**TASK:** Sort through the entries below and pull out lines containing the word "JSON".

──────

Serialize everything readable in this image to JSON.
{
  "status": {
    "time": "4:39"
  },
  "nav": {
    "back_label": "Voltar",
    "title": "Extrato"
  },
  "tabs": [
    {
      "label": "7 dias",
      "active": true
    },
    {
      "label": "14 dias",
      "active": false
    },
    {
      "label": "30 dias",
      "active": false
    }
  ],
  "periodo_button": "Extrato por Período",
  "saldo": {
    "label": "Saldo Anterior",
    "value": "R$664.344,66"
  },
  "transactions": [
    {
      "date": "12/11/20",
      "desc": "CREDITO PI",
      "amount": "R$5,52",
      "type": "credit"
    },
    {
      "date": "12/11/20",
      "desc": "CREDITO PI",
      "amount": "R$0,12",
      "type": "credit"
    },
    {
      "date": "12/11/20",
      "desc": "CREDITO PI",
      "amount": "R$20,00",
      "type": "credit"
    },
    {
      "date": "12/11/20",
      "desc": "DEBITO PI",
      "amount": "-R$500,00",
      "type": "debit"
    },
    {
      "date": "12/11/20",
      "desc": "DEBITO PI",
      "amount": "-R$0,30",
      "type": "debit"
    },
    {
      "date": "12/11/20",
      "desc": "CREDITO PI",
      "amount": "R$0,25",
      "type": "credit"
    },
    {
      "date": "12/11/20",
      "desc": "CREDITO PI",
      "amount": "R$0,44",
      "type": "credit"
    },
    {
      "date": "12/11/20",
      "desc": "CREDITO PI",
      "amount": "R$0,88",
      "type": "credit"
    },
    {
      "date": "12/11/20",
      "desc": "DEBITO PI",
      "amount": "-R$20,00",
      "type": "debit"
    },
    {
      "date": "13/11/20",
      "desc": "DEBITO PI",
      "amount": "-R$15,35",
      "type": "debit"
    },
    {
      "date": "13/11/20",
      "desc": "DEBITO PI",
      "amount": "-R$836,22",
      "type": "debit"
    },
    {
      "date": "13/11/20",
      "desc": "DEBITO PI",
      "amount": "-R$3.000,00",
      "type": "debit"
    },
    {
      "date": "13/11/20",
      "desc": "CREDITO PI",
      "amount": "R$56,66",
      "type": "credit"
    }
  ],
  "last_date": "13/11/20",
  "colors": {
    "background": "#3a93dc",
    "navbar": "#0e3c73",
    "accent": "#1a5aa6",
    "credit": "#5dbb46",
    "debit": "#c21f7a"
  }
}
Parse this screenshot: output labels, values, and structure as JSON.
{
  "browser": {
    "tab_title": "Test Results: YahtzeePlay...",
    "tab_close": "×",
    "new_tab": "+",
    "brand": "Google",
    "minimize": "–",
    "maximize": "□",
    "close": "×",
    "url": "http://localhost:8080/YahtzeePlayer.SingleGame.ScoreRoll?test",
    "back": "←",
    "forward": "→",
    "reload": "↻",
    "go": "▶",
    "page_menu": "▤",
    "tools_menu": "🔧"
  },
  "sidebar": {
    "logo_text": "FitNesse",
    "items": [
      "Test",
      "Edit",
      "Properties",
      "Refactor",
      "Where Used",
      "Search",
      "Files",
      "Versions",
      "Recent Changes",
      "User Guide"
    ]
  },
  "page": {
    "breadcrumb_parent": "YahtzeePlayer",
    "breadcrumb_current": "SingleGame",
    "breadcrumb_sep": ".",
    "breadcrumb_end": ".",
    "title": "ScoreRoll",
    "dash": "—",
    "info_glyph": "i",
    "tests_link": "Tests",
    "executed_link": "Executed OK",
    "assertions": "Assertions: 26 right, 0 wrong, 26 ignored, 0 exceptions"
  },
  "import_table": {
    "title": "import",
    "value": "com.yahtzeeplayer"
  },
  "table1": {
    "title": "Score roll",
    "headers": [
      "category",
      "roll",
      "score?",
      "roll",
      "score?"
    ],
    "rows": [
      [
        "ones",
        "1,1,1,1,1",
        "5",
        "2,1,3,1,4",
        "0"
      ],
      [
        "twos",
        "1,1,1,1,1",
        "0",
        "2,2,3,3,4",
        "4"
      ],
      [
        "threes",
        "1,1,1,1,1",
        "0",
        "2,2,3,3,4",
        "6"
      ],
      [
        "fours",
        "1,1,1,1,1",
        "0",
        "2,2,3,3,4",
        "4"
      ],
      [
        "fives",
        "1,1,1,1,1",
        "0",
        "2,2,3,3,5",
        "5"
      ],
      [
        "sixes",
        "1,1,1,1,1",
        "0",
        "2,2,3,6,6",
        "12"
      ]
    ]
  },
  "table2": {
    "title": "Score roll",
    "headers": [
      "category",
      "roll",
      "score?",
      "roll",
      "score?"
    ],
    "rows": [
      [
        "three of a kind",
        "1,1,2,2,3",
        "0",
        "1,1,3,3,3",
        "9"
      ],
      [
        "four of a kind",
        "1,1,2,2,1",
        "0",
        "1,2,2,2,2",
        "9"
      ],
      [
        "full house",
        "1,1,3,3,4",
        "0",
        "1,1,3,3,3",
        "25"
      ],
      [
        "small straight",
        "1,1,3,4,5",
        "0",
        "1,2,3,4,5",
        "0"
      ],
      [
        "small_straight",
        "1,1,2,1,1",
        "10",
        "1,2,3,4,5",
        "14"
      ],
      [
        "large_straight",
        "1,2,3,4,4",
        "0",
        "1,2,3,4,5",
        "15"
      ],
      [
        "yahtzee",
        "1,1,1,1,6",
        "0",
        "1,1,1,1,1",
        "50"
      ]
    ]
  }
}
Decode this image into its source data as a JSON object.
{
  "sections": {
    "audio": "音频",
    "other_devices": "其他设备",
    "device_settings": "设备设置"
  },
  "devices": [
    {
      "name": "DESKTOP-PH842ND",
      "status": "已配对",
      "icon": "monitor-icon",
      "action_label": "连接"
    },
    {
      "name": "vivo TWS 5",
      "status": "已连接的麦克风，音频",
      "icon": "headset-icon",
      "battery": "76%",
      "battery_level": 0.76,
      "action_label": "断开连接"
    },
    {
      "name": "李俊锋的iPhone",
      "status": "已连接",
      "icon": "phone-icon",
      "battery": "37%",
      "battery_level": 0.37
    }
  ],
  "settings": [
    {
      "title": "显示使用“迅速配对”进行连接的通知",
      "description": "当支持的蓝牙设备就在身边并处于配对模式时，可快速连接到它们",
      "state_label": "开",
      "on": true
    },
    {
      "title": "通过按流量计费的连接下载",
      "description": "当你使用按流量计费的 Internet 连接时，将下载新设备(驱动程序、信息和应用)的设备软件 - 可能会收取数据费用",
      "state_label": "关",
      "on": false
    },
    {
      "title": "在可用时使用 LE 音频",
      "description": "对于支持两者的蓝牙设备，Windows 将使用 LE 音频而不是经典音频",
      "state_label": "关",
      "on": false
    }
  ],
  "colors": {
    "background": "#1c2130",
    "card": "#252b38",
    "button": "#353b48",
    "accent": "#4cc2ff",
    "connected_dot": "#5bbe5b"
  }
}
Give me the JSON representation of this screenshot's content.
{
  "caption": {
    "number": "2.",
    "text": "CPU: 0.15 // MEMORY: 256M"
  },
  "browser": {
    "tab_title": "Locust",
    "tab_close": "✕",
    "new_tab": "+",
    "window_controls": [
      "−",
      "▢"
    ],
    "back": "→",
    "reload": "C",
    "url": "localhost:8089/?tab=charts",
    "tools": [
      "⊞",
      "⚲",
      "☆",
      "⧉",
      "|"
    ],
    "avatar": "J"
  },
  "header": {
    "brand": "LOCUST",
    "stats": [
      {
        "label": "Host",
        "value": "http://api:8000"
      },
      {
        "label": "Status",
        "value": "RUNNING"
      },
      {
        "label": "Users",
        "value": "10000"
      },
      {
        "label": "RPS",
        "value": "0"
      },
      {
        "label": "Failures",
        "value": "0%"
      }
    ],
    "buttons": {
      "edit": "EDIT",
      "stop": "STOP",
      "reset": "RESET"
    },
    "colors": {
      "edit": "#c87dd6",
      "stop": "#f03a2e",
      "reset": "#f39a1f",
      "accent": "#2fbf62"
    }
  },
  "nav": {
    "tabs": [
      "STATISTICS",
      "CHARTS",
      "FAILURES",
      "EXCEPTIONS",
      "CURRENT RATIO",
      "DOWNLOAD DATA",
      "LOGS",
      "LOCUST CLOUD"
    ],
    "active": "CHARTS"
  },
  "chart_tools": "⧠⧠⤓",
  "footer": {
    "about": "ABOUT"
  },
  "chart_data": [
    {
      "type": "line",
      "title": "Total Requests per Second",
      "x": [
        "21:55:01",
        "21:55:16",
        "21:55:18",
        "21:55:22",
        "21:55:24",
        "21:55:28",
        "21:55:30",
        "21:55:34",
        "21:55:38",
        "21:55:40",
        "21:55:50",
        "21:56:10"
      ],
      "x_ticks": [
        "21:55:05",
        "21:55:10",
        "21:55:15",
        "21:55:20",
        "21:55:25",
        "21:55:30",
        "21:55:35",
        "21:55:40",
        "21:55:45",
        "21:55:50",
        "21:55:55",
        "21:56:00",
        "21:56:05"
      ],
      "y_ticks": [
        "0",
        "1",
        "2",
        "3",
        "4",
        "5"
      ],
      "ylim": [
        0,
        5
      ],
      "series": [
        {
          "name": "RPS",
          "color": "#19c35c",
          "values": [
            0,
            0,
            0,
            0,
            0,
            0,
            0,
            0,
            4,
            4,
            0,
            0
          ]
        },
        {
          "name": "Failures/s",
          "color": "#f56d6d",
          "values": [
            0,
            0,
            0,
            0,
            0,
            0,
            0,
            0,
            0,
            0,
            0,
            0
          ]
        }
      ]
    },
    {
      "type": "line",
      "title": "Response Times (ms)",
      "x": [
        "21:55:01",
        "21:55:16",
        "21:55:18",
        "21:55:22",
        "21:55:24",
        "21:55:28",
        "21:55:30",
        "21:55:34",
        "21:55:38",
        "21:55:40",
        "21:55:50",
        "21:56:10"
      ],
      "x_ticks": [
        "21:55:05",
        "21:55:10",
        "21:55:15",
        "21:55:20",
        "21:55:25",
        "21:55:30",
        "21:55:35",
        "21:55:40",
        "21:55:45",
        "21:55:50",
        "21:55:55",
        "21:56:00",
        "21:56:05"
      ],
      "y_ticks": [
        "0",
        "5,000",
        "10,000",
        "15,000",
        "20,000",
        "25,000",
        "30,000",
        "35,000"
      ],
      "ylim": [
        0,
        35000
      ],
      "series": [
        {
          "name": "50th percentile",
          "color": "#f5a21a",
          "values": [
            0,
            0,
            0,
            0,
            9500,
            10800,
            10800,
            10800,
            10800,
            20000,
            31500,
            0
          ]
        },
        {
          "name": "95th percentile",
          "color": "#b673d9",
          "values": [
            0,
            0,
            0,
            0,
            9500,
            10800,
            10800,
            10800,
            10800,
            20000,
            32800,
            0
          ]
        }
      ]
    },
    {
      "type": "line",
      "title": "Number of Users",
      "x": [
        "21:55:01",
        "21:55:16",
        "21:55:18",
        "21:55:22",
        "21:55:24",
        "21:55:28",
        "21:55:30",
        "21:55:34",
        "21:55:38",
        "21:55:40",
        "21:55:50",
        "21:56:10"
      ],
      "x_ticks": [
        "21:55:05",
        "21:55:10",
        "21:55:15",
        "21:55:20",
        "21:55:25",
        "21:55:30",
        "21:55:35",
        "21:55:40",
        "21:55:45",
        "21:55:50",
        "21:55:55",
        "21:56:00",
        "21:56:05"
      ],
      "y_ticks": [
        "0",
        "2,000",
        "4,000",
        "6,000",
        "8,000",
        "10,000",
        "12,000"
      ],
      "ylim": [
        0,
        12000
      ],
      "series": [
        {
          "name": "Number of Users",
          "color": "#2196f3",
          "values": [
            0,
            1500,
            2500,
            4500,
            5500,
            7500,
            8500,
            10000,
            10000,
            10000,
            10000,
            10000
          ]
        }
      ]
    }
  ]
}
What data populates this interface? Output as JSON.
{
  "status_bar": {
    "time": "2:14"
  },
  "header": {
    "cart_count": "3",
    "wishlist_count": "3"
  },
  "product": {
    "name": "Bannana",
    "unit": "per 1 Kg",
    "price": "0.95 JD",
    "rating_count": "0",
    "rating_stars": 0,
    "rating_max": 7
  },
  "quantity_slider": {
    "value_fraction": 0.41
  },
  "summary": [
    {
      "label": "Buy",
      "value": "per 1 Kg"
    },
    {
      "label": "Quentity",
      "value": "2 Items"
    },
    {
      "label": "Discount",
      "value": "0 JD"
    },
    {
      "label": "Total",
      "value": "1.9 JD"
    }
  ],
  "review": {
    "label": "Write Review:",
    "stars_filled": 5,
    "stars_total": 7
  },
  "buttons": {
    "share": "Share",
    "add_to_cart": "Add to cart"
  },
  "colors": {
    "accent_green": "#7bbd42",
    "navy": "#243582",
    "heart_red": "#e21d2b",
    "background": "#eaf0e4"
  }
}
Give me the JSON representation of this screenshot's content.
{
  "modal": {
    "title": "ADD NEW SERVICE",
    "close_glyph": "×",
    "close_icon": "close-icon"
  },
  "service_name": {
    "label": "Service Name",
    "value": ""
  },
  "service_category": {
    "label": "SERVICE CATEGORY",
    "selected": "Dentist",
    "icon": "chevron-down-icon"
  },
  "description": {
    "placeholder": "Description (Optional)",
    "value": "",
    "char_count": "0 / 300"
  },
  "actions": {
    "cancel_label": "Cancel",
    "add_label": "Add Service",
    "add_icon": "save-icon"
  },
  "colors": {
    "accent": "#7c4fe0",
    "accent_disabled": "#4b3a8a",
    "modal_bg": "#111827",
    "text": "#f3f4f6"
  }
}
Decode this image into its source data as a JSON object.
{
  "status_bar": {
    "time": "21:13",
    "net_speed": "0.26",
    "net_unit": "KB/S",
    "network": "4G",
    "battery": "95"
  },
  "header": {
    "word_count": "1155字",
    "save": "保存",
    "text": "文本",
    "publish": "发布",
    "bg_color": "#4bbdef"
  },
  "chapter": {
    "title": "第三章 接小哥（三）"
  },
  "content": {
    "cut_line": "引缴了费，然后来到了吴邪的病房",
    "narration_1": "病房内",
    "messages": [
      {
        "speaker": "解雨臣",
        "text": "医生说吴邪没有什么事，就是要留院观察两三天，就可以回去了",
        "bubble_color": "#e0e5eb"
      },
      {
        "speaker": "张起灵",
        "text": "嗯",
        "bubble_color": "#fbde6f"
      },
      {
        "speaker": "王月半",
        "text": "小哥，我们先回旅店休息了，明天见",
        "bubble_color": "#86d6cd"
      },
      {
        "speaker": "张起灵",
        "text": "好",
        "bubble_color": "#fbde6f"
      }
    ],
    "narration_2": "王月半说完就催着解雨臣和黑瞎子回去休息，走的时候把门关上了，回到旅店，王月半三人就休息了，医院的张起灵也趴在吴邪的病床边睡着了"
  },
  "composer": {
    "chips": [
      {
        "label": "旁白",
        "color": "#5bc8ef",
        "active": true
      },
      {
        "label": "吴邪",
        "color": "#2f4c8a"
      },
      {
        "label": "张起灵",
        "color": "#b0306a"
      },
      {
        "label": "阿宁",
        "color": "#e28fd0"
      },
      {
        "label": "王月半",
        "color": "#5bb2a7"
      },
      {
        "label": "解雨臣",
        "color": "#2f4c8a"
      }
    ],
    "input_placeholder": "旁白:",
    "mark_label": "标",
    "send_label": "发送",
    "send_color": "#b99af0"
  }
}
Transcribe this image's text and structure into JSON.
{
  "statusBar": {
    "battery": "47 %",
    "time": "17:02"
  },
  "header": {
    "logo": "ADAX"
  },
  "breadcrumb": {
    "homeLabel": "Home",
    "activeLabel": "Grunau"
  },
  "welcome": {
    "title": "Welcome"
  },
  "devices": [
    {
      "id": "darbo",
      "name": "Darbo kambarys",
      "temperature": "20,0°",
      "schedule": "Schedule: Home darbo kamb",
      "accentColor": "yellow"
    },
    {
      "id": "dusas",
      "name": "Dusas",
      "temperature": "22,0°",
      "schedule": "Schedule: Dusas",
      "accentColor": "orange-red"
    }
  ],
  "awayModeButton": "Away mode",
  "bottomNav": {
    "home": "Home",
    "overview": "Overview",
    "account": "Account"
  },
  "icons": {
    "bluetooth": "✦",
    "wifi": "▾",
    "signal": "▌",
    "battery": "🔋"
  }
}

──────

**SOLUTION TO THIS PROBLEM:**
Serialize everything readable in this image to JSON.
Parse this screenshot: output labels, values, and structure as JSON.
Decode this image into its source data as a JSON object.
Give me the JSON representation of this screenshot's content.
What data populates this interface? Output as JSON.
Give me the JSON representation of this screenshot's content.
Decode this image into its source data as a JSON object.
Transcribe this image's text and structure into JSON.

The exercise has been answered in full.